• About this exercise:
If a record holds a picture, please leave the picture out and copy the rest of the record exactly.
___ Records for the task
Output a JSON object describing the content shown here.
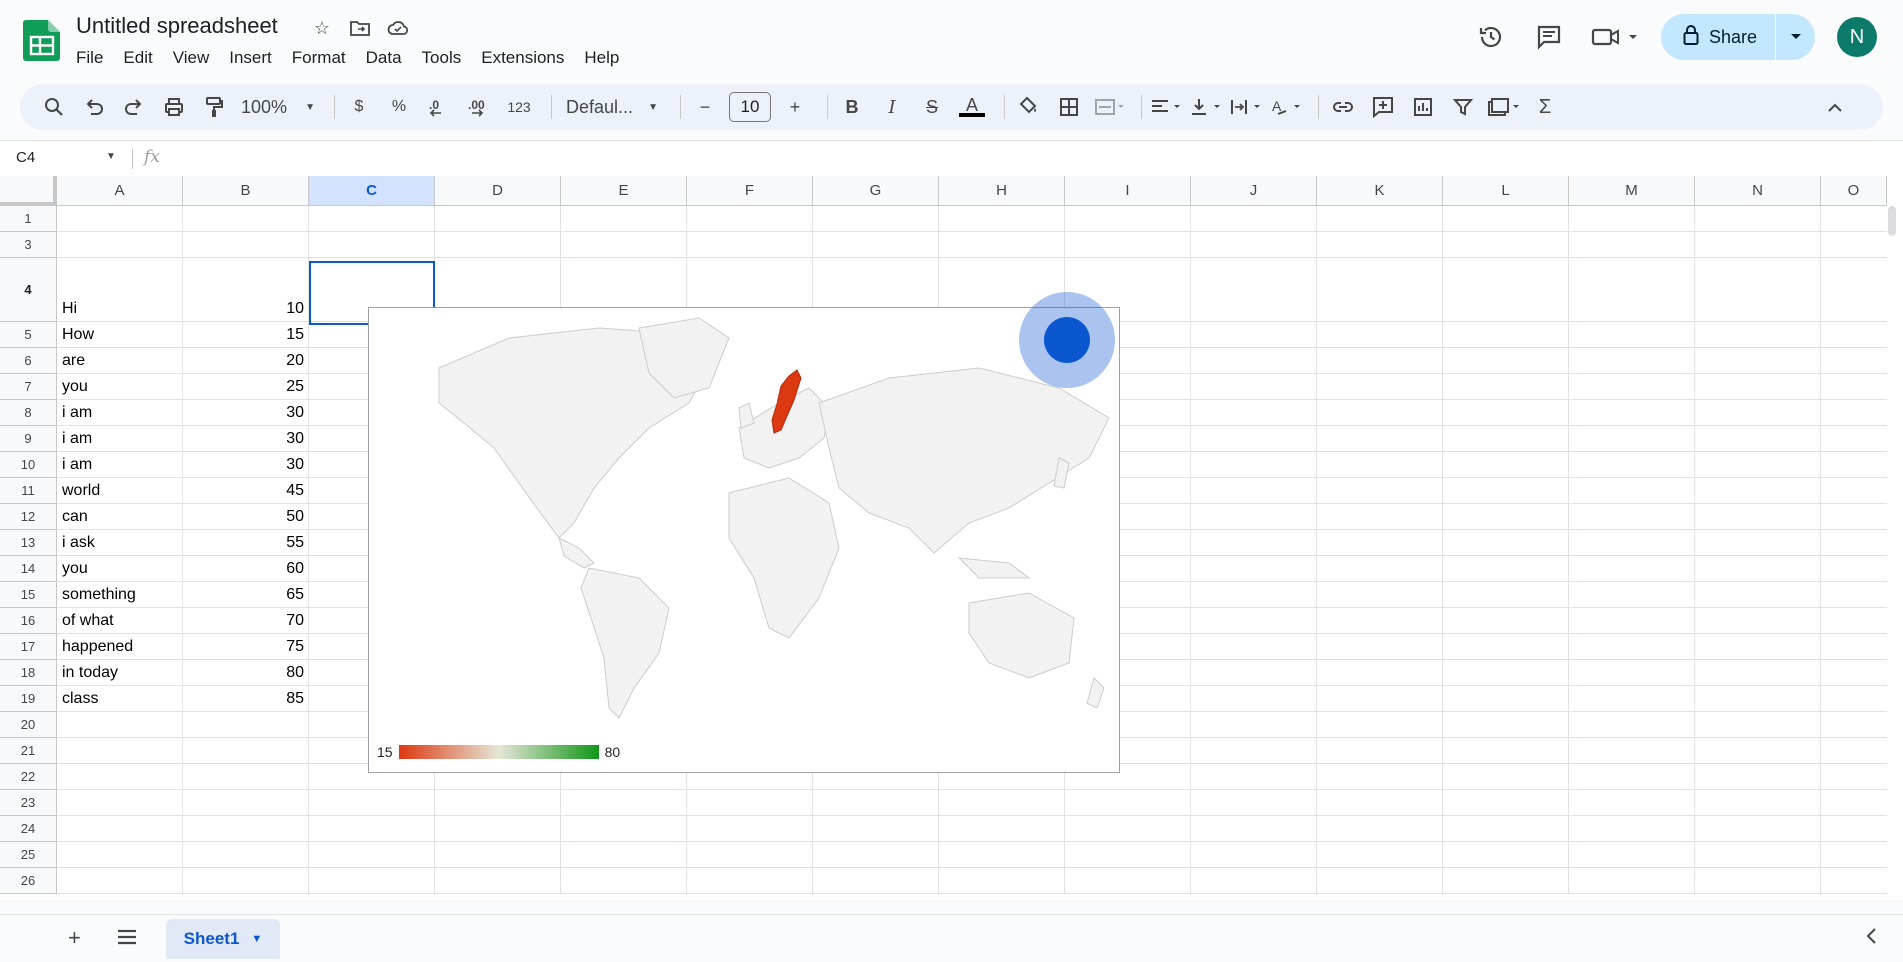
{
  "app": {
    "title": "Untitled spreadsheet"
  },
  "menu": [
    "File",
    "Edit",
    "View",
    "Insert",
    "Format",
    "Data",
    "Tools",
    "Extensions",
    "Help"
  ],
  "header": {
    "share_label": "Share",
    "avatar_letter": "N"
  },
  "toolbar": {
    "zoom": "100%",
    "currency": "$",
    "percent": "%",
    "dec_dec": ".0",
    "inc_dec": ".00",
    "number_format": "123",
    "font": "Defaul...",
    "font_size": "10",
    "minus": "−",
    "plus": "+",
    "bold": "B",
    "italic": "I",
    "strike": "S",
    "text_color": "A"
  },
  "formula": {
    "cell_ref": "C4",
    "fx": "fx",
    "value": ""
  },
  "columns": [
    "A",
    "B",
    "C",
    "D",
    "E",
    "F",
    "G",
    "H",
    "I",
    "J",
    "K",
    "L",
    "M",
    "N",
    "O"
  ],
  "rows": [
    {
      "num": "1",
      "a": "",
      "b": ""
    },
    {
      "num": "3",
      "a": "",
      "b": ""
    },
    {
      "num": "4",
      "a": "Hi",
      "b": "10"
    },
    {
      "num": "5",
      "a": "How",
      "b": "15"
    },
    {
      "num": "6",
      "a": "are",
      "b": "20"
    },
    {
      "num": "7",
      "a": "you",
      "b": "25"
    },
    {
      "num": "8",
      "a": "i am",
      "b": "30"
    },
    {
      "num": "9",
      "a": "i am",
      "b": "30"
    },
    {
      "num": "10",
      "a": "i am",
      "b": "30"
    },
    {
      "num": "11",
      "a": "world",
      "b": "45"
    },
    {
      "num": "12",
      "a": "can",
      "b": "50"
    },
    {
      "num": "13",
      "a": "i ask",
      "b": "55"
    },
    {
      "num": "14",
      "a": "you",
      "b": "60"
    },
    {
      "num": "15",
      "a": "something",
      "b": "65"
    },
    {
      "num": "16",
      "a": "of what",
      "b": "70"
    },
    {
      "num": "17",
      "a": "happened",
      "b": "75"
    },
    {
      "num": "18",
      "a": "in today",
      "b": "80"
    },
    {
      "num": "19",
      "a": "class",
      "b": "85"
    },
    {
      "num": "20",
      "a": "",
      "b": ""
    },
    {
      "num": "21",
      "a": "",
      "b": ""
    },
    {
      "num": "22",
      "a": "",
      "b": ""
    },
    {
      "num": "23",
      "a": "",
      "b": ""
    },
    {
      "num": "24",
      "a": "",
      "b": ""
    },
    {
      "num": "25",
      "a": "",
      "b": ""
    },
    {
      "num": "26",
      "a": "",
      "b": ""
    }
  ],
  "chart_data": {
    "type": "geo",
    "highlighted_region": "Sweden",
    "colors": {
      "min": "#dc3912",
      "mid": "#e6e6d6",
      "max": "#109618",
      "region": "#dc3912",
      "land": "#f2f2f2",
      "border": "#cccccc"
    },
    "legend": {
      "min": "15",
      "max": "80"
    }
  },
  "sheets": [
    {
      "name": "Sheet1",
      "active": true
    }
  ],
  "accent": "#0b57d0"
}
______
• Answer space:
Output a JSON object describing the content shown here.
{
  "app": {
    "title": "Untitled spreadsheet"
  },
  "menu": [
    "File",
    "Edit",
    "View",
    "Insert",
    "Format",
    "Data",
    "Tools",
    "Extensions",
    "Help"
  ],
  "header": {
    "share_label": "Share",
    "avatar_letter": "N"
  },
  "toolbar": {
    "zoom": "100%",
    "currency": "$",
    "percent": "%",
    "dec_dec": ".0",
    "inc_dec": ".00",
    "number_format": "123",
    "font": "Defaul...",
    "font_size": "10",
    "minus": "−",
    "plus": "+",
    "bold": "B",
    "italic": "I",
    "strike": "S",
    "text_color": "A"
  },
  "formula": {
    "cell_ref": "C4",
    "fx": "fx",
    "value": ""
  },
  "columns": [
    "A",
    "B",
    "C",
    "D",
    "E",
    "F",
    "G",
    "H",
    "I",
    "J",
    "K",
    "L",
    "M",
    "N",
    "O"
  ],
  "rows": [
    {
      "num": "1",
      "a": "",
      "b": ""
    },
    {
      "num": "3",
      "a": "",
      "b": ""
    },
    {
      "num": "4",
      "a": "Hi",
      "b": "10"
    },
    {
      "num": "5",
      "a": "How",
      "b": "15"
    },
    {
      "num": "6",
      "a": "are",
      "b": "20"
    },
    {
      "num": "7",
      "a": "you",
      "b": "25"
    },
    {
      "num": "8",
      "a": "i am",
      "b": "30"
    },
    {
      "num": "9",
      "a": "i am",
      "b": "30"
    },
    {
      "num": "10",
      "a": "i am",
      "b": "30"
    },
    {
      "num": "11",
      "a": "world",
      "b": "45"
    },
    {
      "num": "12",
      "a": "can",
      "b": "50"
    },
    {
      "num": "13",
      "a": "i ask",
      "b": "55"
    },
    {
      "num": "14",
      "a": "you",
      "b": "60"
    },
    {
      "num": "15",
      "a": "something",
      "b": "65"
    },
    {
      "num": "16",
      "a": "of what",
      "b": "70"
    },
    {
      "num": "17",
      "a": "happened",
      "b": "75"
    },
    {
      "num": "18",
      "a": "in today",
      "b": "80"
    },
    {
      "num": "19",
      "a": "class",
      "b": "85"
    },
    {
      "num": "20",
      "a": "",
      "b": ""
    },
    {
      "num": "21",
      "a": "",
      "b": ""
    },
    {
      "num": "22",
      "a": "",
      "b": ""
    },
    {
      "num": "23",
      "a": "",
      "b": ""
    },
    {
      "num": "24",
      "a": "",
      "b": ""
    },
    {
      "num": "25",
      "a": "",
      "b": ""
    },
    {
      "num": "26",
      "a": "",
      "b": ""
    }
  ],
  "chart_data": {
    "type": "geo",
    "highlighted_region": "Sweden",
    "colors": {
      "min": "#dc3912",
      "mid": "#e6e6d6",
      "max": "#109618",
      "region": "#dc3912",
      "land": "#f2f2f2",
      "border": "#cccccc"
    },
    "legend": {
      "min": "15",
      "max": "80"
    }
  },
  "sheets": [
    {
      "name": "Sheet1",
      "active": true
    }
  ],
  "accent": "#0b57d0"
}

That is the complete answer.